As It Happens

How researchers uncovered autism expert Hans Asperger's alleged ties to Nazis

A review of archival documents reveals that Hans Asperger collaborated with the Nazis to euthanize disabled children.

Records indicate the celebrated Austrian doctor collaborated with a Nazi euthanasia program

Dr. Hans Asperger. From his personnel file, circa 1940. (Molecular Autism)

The term Asperger's syndrome reflects his name and legacy, but now celebrated Austrian doctor Hans Asperger may be forever linked to something much darker — Nazi crimes against children.

An article published yesterday in the journal Molecular Autism cites archival documents that purport to show Asperger collaborated with the Nazis to euthanize hundreds of disabled children — including two of his own patients.

Herwig Czech, the Medical University of Vienna historian who examined the documents, spoke with As it Happens guest host Susan Bonner.

Here is part of their conversation.

What was it that made you want to look into Asperger's personal files and his patient records in the first place?

I've been working in this field of research — the history of Nazi medicine — for quite some time. And my interest in Hans Asperger grew out of this work on euthanasia, [and] crimes of Nazi medicine more generally.

What did you find?

I found that the common narrative of Hans Asperger — as someone who was not a National Socialist himself, who even might have resisted Nazi policies, protected his patients — needed revision, because it didn't hold up to the documentary evidence.

I looked into a lot of different files, but the most important files were patient records from children who had been killed at the infamous child euthanasia facility in Vienna called Am Spiegelgrund.

And in two of these files, there are traces of Hans Asperger who had transferred these children.​

He was the reason these two children were sent there?

They were patients at his clinic. He worked at the University Children's clinic and he had them transferred to the child euthanasia clinic.

Herwig Czech reviewed the documents about Asperger. (Submitted by Herwig Czech)

Was Dr. Hans Asperger a member of the Nazi Party?

He never joined the Nazi Party. He did join an affiliated organization, The German Physicians' League, as a candidate. 

This was a way of having something to show of approval of political loyalty to the regime without joining the party itself.

So he stayed at the margins. But he also tried to adapt and to prove his political trustworthiness, and this was one way of doing that.

I'm wondering how much were doctors forced to participate in at the time?

As a trained pediatrician, even if he had been considered politically unreliable, at worst he would have been dismissed from the university. He could always have found work simply as a private practitioner.

Can you tell us the story of the two young girls who Dr. Asperger referred to the clinic?

One of them, called Herta, was under three years old. According to Asperger, she had suffered brain damage caused by encephalitis. And she was severely handicapped — she had a mental handicap. 

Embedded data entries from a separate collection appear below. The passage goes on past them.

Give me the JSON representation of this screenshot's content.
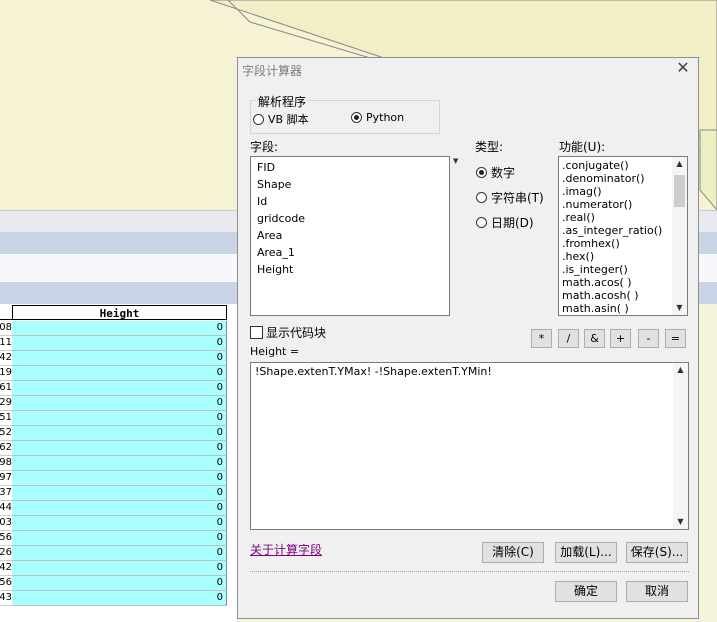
{
  "dialog": {
    "title": "字段计算器",
    "parser": {
      "label": "解析程序",
      "options": [
        {
          "label": "VB 脚本",
          "selected": false
        },
        {
          "label": "Python",
          "selected": true
        }
      ]
    },
    "fields_label": "字段:",
    "fields": [
      "FID",
      "Shape",
      "Id",
      "gridcode",
      "Area",
      "Area_1",
      "Height"
    ],
    "type_label": "类型:",
    "types": [
      {
        "label": "数字",
        "selected": true
      },
      {
        "label": "字符串(T)",
        "selected": false
      },
      {
        "label": "日期(D)",
        "selected": false
      }
    ],
    "functions_label": "功能(U):",
    "functions": [
      ".conjugate()",
      ".denominator()",
      ".imag()",
      ".numerator()",
      ".real()",
      ".as_integer_ratio()",
      ".fromhex()",
      ".hex()",
      ".is_integer()",
      "math.acos( )",
      "math.acosh( )",
      "math.asin( )"
    ],
    "show_codeblock_label": "显示代码块",
    "operators": [
      "*",
      "/",
      "&",
      "+",
      "-",
      "="
    ],
    "expression_label": "Height =",
    "expression": "!Shape.extenT.YMax! -!Shape.extenT.YMin!",
    "help_link": "关于计算字段",
    "buttons": {
      "clear": "清除(C)",
      "load": "加载(L)...",
      "save": "保存(S)...",
      "ok": "确定",
      "cancel": "取消"
    }
  },
  "table": {
    "header": "Height",
    "row_ids": [
      "08",
      "11",
      "42",
      "19",
      "61",
      "29",
      "51",
      "52",
      "62",
      "98",
      "97",
      "37",
      "44",
      "03",
      "56",
      "26",
      "42",
      "56",
      "43"
    ],
    "values": [
      "0",
      "0",
      "0",
      "0",
      "0",
      "0",
      "0",
      "0",
      "0",
      "0",
      "0",
      "0",
      "0",
      "0",
      "0",
      "0",
      "0",
      "0",
      "0"
    ]
  }
}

[She] lived with her mother — her father was in the war — with several siblings. Caring for her simply proved overwhelming to her mother.

It seems like there was some complicity, and also acknowledgement from her mother that having this child killed would actually be a relief for her. 

There are also worries that they could lose the diagnosis, which has proven helpful for a lot of people.- Medical historian Herwig Czech

You believe Hans Asperger was involved in the murder of more children. In what capacity?

In his capacity as a specialist consultant for the city of Vienna for "mentally abnormal children" — the wording at the time.

He was called to sit on a commission of seven members who would examine 200 children, patients at the psychiatric hospital.

The commission's task was to categorize these children according to their potential to grow into useful members of society.

The transferral was done later, under somebody else's authority. And the killing took place at the Spiegelgrund insitition.

How has this news been received among people in the autistic community?

Of course it's been received with dismay. People feel betrayed. 

There are also worries that they could lose the diagnosis, which has proven helpful for a lot of people.

In this case, it's not so much about keeping the name, the eponym of Asperger, but about having a separate diagnosis from more severe cases of autism. 

History should not be purged. This is an opportunity to learn and reflect on the past.- Herwig Czech

Do you think that name should be changed?

I don't think as a historian I should interfere with the clinical usefulness of this category.

And I also don't want to speak for people really affected by this on a personal level.

But from my standpoint as a historian, I would tend to say that history should not be purged. This is an opportunity to learn and reflect on the past, and if possible at all it should be kept.

Written by Kevin Ball. Interview produced by Chris Harbord and Mary Newman. Q&A edited for length and clarity.